Vivian Harris, Founder and President
Vivian is inspired by the stories people tell her.
Cool and unflappable, Vivian has a knack for asking the critical questions that arise in the moment. She creates a safe, comfortable atmosphere for participants across focus groups and interviews, both online and off.
Vivian has decades of experience in qualitative and quantitative research design and execution. Before founding VMHQ Research in 2008, she built her career at prominent New England research firms, leading projects, managing operations, and mentoring staff. With expertise in healthcare, media, women, and unique consumer and B2B populations, Vivian is adept at navigating sensitive topics, plumbing the depths of the issue at hand, and crafting actionable business recommendations.
She holds a B.A. in English from the University of Notre Dame, and an M.A. in English from the University of Chicago. Equally at home in the cultural buzz of New York City and on the shores of New England, Vivian lives in Portland, Maine, with her husband. Together, they have two grown daughters and two demanding dogs.
Through VMHQ, Vivian is supported by a team of partners that allows her to scale or specialize to meet the needs of any client project.
Q & A with Vivian
What three skills does a great moderator need?

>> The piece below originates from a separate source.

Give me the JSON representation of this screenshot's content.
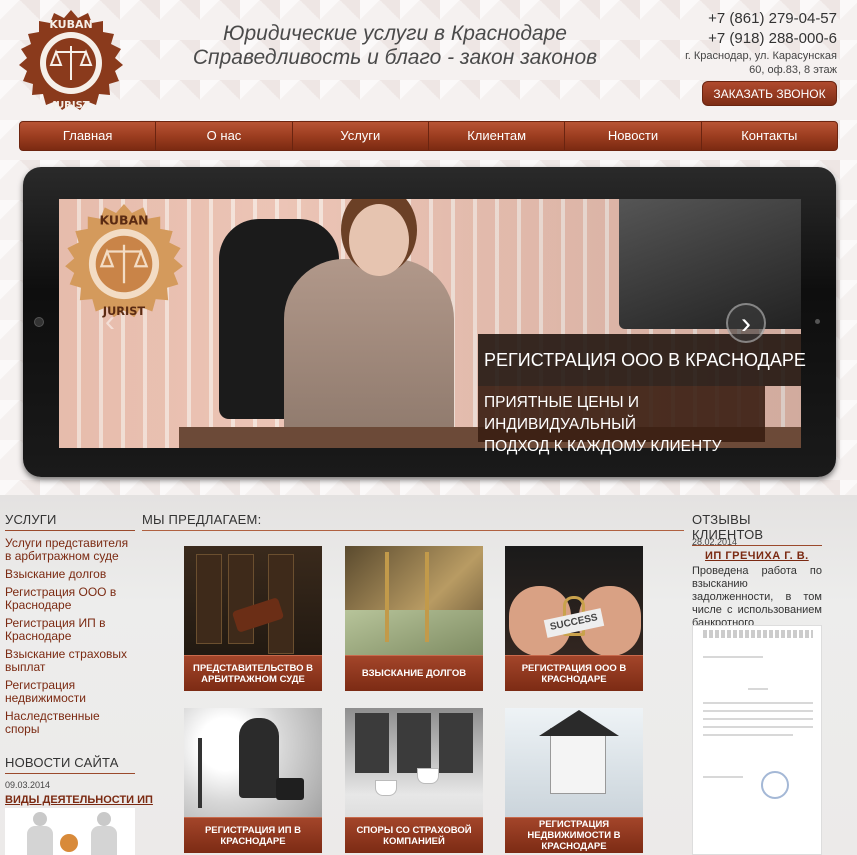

First, listening skills. I really believe the best moderators listen more than they talk. I think of myself as a tool to open up your customers and get them talking about what you want or need to learn.
Second, focus. This is important in two ways. While we develop a guide to outline the flow of the discussion, we rarely refer directly to it or use it as a script. The moderator needs to internalize the conversation flow to such a degree he or she can put the guide aside and focus wholly on the conversation before them. But a moderator also needs to focus on what individual respondents are saying, in order to refer back to a specific comment later in the conversation when it makes more sense to do so.
Third, flexibility, both in the group and in the backroom. As I said, the guide is not a script, and a great moderator knows this and is comfortable moving with the conversation as it naturally flows, as long as it remains relevant to the objective. And being flexible with clients in the backroom is key as well, because project needs and ideas evolve.
How did a background in literature prepare you for a life in qualitative research?
In a broad sense, the study of literature is the study of humanity. It is about exploring the lives of others -- other people, in other times, in other lands, through the written word. So the student of literature is, at her very core, curious about people. That's the first and perhaps obvious connection.
But there is a practical connection as well, and that has to do with the analytic process. Simply put, literary analysis involves exploring a set of qualitative information (the text), identifying themes and patterns, and making sense of what we've found. This is also what we do in qualitative research. As it turned out, my time in the humanities prepared me well for a life as a moderator, analyst, and consultant.